PROBLEM TO SOLVE ▸ Return all lines of the records that contain the word "left".

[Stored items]

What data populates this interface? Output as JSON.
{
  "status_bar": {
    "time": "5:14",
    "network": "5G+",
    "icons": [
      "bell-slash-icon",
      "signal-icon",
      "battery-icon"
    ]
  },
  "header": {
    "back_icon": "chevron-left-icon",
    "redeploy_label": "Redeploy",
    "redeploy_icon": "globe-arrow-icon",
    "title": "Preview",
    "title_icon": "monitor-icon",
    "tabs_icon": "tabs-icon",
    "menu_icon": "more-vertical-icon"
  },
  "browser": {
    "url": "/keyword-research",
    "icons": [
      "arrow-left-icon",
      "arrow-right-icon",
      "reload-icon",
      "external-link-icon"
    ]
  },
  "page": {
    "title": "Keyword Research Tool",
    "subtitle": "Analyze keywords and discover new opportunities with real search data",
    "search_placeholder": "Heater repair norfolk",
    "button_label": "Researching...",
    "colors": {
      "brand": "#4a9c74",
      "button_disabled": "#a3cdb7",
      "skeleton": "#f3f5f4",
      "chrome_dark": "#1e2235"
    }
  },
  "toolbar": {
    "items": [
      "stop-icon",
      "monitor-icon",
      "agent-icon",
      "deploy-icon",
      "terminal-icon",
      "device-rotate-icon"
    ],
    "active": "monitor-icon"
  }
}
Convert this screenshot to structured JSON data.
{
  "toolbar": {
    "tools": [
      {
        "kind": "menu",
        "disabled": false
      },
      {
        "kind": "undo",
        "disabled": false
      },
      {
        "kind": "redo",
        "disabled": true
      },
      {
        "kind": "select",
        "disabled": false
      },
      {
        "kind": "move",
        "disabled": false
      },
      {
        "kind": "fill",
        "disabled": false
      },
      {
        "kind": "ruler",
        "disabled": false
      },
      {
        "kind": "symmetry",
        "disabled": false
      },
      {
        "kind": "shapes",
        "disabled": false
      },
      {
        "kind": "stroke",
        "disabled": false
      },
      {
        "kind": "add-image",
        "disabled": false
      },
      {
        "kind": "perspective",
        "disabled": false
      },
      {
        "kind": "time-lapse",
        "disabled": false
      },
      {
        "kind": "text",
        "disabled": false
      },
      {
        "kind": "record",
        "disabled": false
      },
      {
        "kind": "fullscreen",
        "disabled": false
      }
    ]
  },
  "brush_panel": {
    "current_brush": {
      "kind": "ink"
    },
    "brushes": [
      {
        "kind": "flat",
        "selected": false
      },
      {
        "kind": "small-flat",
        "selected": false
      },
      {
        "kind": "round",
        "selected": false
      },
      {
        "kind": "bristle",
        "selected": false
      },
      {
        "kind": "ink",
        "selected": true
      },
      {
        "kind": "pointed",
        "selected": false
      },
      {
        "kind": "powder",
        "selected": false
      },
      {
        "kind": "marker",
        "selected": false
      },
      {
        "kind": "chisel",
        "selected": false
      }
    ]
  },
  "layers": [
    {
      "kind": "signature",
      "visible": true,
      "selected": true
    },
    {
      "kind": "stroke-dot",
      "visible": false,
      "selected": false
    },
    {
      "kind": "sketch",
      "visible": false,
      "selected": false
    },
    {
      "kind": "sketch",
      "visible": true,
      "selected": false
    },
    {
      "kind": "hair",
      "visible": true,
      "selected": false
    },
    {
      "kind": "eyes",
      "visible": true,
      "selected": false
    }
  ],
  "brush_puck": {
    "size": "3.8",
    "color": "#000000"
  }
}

EXERCISE SOLUTION ▸
    "back_icon": "chevron-left-icon",
      "arrow-left-icon",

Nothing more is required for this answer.